What can I do to protect my child from being abused?
Be aware of what your child is doing and notice changes in their behavior or emotional state. Make sure your children know that you are always ready to listen and support. Ask for help when you need assistance from family, friends or professionals can be an important support to help you in protecting your child and providing appropriate care and attention.
What do child protection services provide?
State Government organizations provide a range of child protection services to the community ranging from preventative services, to services for children and families at risk to services that offer support and assistance to families where abuse has occurred.
What is the role of the Child Protection Service?
- Receives notifications from people who believe on reasonable grounds that a child is in need of protection.
- Provides advice to people who report such concerns.

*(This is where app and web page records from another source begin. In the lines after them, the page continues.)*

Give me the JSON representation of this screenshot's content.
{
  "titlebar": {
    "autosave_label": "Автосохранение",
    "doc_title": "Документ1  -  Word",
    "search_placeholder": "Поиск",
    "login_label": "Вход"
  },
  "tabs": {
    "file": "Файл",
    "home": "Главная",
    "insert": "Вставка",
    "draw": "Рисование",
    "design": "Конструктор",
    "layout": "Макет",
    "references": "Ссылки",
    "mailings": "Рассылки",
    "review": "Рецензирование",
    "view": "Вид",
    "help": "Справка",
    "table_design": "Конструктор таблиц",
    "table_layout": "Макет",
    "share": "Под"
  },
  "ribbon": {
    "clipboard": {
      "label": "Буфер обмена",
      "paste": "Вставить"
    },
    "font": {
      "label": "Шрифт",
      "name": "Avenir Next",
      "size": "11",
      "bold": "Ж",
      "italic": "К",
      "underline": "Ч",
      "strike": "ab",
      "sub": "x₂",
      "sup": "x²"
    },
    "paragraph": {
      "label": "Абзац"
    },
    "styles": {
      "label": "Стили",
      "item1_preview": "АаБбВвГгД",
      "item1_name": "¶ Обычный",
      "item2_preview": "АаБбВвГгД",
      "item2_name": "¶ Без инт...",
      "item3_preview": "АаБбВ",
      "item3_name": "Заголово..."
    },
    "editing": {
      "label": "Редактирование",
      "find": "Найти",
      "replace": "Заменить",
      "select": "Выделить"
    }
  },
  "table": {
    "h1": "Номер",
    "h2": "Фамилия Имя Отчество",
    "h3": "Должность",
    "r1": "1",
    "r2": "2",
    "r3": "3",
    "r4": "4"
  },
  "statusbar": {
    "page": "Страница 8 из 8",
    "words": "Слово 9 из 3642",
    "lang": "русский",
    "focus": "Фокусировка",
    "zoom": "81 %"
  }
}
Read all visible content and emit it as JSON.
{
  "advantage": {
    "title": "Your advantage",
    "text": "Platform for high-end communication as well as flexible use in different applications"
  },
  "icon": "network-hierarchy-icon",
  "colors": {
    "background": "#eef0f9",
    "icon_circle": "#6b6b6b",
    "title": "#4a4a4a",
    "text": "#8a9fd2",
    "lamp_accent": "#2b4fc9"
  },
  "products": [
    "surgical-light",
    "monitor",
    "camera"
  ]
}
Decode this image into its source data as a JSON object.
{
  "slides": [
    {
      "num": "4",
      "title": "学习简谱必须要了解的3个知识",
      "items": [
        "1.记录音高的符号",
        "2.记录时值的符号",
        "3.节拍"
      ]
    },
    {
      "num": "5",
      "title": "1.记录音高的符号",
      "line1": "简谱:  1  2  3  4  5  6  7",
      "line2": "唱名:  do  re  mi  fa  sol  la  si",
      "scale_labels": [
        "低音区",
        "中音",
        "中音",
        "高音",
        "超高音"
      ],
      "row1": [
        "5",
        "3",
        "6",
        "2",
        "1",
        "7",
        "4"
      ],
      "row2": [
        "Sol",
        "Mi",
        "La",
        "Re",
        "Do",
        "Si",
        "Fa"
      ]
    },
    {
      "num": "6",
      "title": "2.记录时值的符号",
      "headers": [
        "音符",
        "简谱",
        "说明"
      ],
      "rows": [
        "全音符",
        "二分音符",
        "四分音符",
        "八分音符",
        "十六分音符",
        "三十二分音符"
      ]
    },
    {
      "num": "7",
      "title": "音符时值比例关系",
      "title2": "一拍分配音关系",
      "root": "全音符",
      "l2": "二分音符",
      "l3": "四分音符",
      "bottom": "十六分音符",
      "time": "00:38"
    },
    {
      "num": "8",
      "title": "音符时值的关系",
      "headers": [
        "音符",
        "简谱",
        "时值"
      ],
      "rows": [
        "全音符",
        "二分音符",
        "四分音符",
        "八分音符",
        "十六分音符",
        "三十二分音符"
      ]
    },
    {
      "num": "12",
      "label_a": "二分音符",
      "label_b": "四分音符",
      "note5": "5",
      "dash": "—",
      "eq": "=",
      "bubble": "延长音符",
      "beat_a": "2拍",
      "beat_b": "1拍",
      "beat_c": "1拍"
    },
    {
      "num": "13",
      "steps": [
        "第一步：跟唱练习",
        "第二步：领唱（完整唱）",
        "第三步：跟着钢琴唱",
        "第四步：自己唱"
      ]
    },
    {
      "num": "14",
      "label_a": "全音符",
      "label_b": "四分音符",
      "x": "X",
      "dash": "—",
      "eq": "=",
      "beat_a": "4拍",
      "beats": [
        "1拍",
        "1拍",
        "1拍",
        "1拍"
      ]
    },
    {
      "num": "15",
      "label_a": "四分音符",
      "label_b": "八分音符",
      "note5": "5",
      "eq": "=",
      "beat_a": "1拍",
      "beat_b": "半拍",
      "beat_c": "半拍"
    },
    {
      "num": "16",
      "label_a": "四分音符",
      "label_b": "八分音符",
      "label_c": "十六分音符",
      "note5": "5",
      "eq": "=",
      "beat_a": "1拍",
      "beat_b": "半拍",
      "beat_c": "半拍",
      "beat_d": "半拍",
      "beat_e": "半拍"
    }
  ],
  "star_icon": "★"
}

- Investigates matters where it is believed that a child is at risk of significant harm.
- Refers children and families to services, which help to provide for the ongoing safety and wellbeing of the children.
- Takes matters before the Children’s Court if the child’s safety can’t be assured within the family.
- Supervises children on legal orders granted by the Children’s Court.
How do I contact the Child Protection Service?
To make a notification of child abuse, contact your regional Child Protection office as soon as possible. For all other enquiries, please contact the appropriate regional office.
Child Protection Intake Workers are skilled in assessing the risks to children. When you phone,they will talk with you about your concerns and ask a series of questions, which assist them to gain a clear understanding of the situation and an assessment of what action may need to be taken.
How does the Child Protection Service respond to a notification?
After you have notified them, the Child Protection Service will decide whether the child or young person is in a situation who falls within the legal definition of ‘a child in need of protection’.
If the notification is not accepted, a child protection worker may speak with you about other options , including referrals to other organizations that might assist the family.
If the notification is accepted, a decision will be made regarding the urgency of the situation. Where a case is assessed as urgent, contact with the family will occur within 48 hours. If a case is considered non-urgent, the investigative process may take up to 14 days. In cases where physical or sexual abuse has been alleged, the police will need to be involved in the investigation, and this requires careful planning and timing.
When you call, you must give as much information as possible to help them make decisions about what intervention might be required. All information may be valuable and state services have an obligation to keep your identity confidential from the adult you are reporting, especially if you request. However if the case goes to court, you may be able to be identified at that time.
*In all states you can call 000 to report an incident of child abuse or use these contacts below.
New South Wales
Broken Rites Victim Support Group: A non-denominational support group for people who have been abused sexually, physically or emotionally in religious institutions.
Kids Help Line: 1800 55 1800